If you were in any doubt as to whether alt.rock legend cum self-parody Thurston Moore was joking or trolling when he recently suggested black metal was made by “pussies”, he kindly followed it up by saying that “it’s a music that uses the elements of rock instrumentation but it’s so anti-everything that, for me, it doesn’t matter what you say about it because it doesn’t exist.” Yeah, so he qualified it slightly with comments praising, in a roundabout way, Neill Jameson of Kreig and Twilight but let’s be honest about it – Thurston Moore was at best being some kind of smug, self-satisfied prick and at worst he made an offensive and sweeping generalisation about a whole genre and its fans.
And, of course, it’s a wonderfully-timed PR exercise too as the former Sonic Youth man releases a new, ahem, “black metal” record with Chelsea Light Moving bandmate John Moloney under the alias Caught On Tape. It needs all of the PR, positive or negative, it can get as well – mainly because it’s complete rubbish. The funny thing is that Moore nearly gets the point with his comments; there are many problems within the black metal community (not least with the fairly loose and bland “black metal” tag) such as the violence, racism and homophobia that blights some corners of the scene. But all this has been addressed already this year and brilliantly so, by The Soft Pink Truth and his black metal covers record. That album took on these issues head-on, unlike Full Bleed, which hides behind clickbait soundbites and noise rock carrying no weight or class whatsoever. You will note that Moore makes no comment on these issues, instead making glib generalisations and talking of becoming “super-pussy”. Way to have a backbone, Thurston.

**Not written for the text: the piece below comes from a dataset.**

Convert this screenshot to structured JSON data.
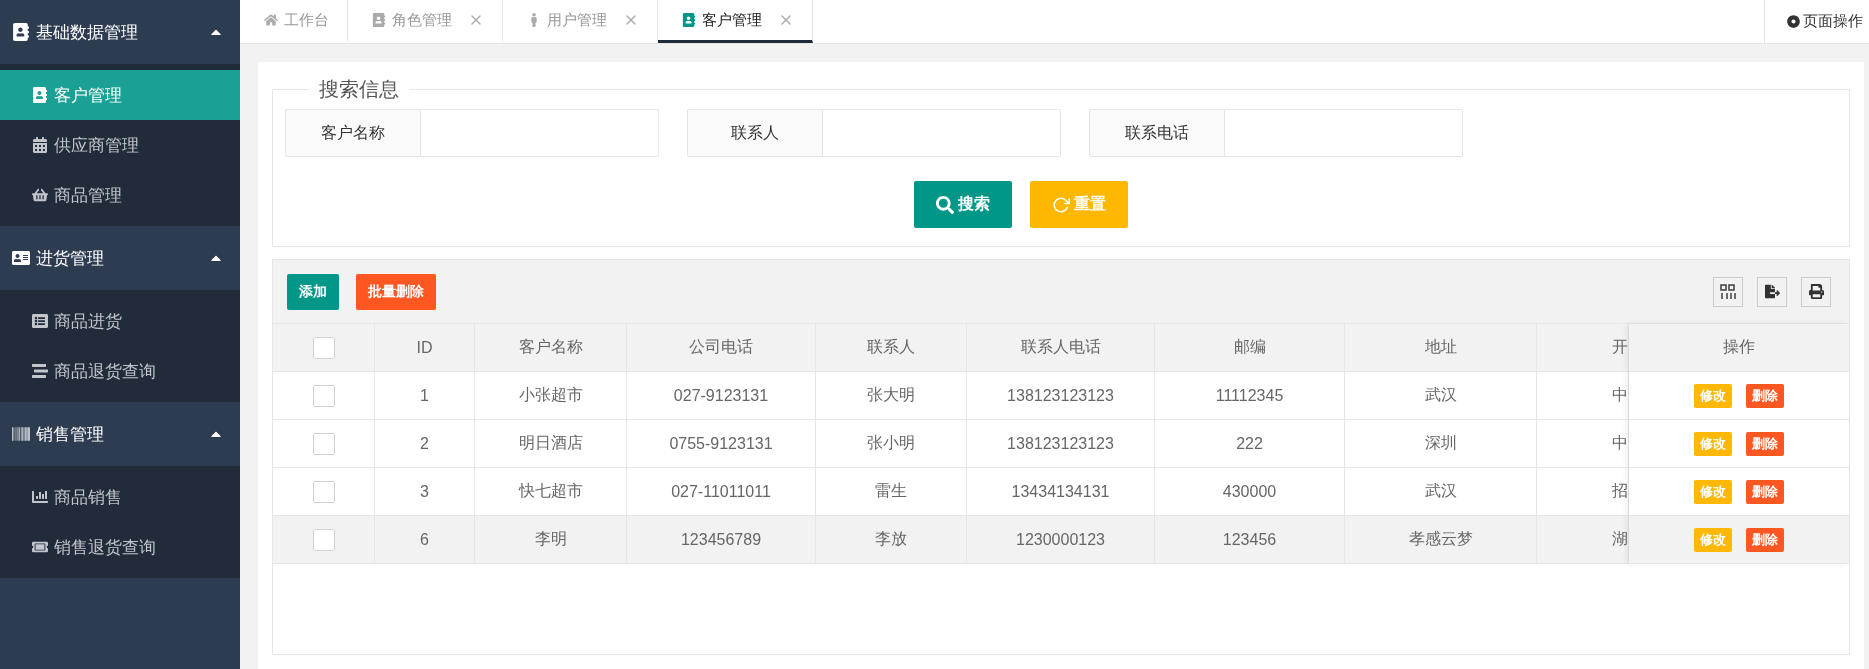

It’s easy for me to criticise, though. I often question whether listening to “black metal” is something I should be doing because of the scene’s baggage. I love the music of, say, Wolves In The Throne but should I? They don’t seem to share the horrible views of the likes of Varg Vikernes or Faust but they are, to me, a little tarnished by scene association. So maybe Thurston is right to suggest it’s anti-everything? But that’s where I completely disagree with Moore: yes, there is a nihilistic, cultish, self-destructive streak to black metal but there’s also great hope, belief (amongst the non-racist, non-homophobic acts) and some wonderful music to go along with it – and from a personal point of view I’m not a person who believes in “nothing” or whatever Moore is trying to get at...again, it comes round to Moore making a half-arsed, nothing statement about a community and genre he has a clear dislike for. And by half-arsed I don’t just mean the music on Full Bleed.
So what of that music? Well, it’s just not very good. Gone are the days when Moore would improve gloriously on Sonic Youth’s SYR output – and I mean long gone, given he now writes songs about Stoke Newington like some embarrassing dad trying to appear hip and relevant – where he and his band mates would make music that was equally cerebral and emotional. That torch has been carried on by his ex Kim Gordon in the excellent Body/Head, while Moore has been left to construct limp rewrites of his back catalogue in Chelsea Light Moving or haul on board John Moloney, normally an excellent drummer and part of the fine Sunburned Hand of the Man, for the turgid “free” excursions we find on Full Bleed. First of all, it lacks any of the oomph and power you might find with black metal (or even, God forbid, in Thurston’s music) which means a track like “Age Limit”, despite Moloney’s best efforts, is sullied by powder-puff attempts at lurching feedback, “Nothing Glamorous” is tinny (the production throughout is fairly poor), while the title track is shot through with clumsy attempts at sludge riffing. “Arguing with a Balloon” is actually fairly atmospheric but the good work on that is ruined by the ham-fisted attempts at speed metal on “Dispute” and the aimless jazz-noise of “Reverse Funeral”.
Casting aside Moore’s bloodless and vague statements about the genre, Full Bleed reveals a complete lack of understanding of the dynamics of black metal. It doesn’t sound like a black metal record and never gets close to sounding like it. Maybe that was his point; perhaps Thurston Moore’s sainted music can never be anti-whatever because he invests so much of himself in it. If that’s the case, then Full Bleed is compelling evidence to suggest that it is in fact Moore’s music which is so empty it’d as well not exist. It’s an appalling blight on a career that’s on a worrying downward trajectory.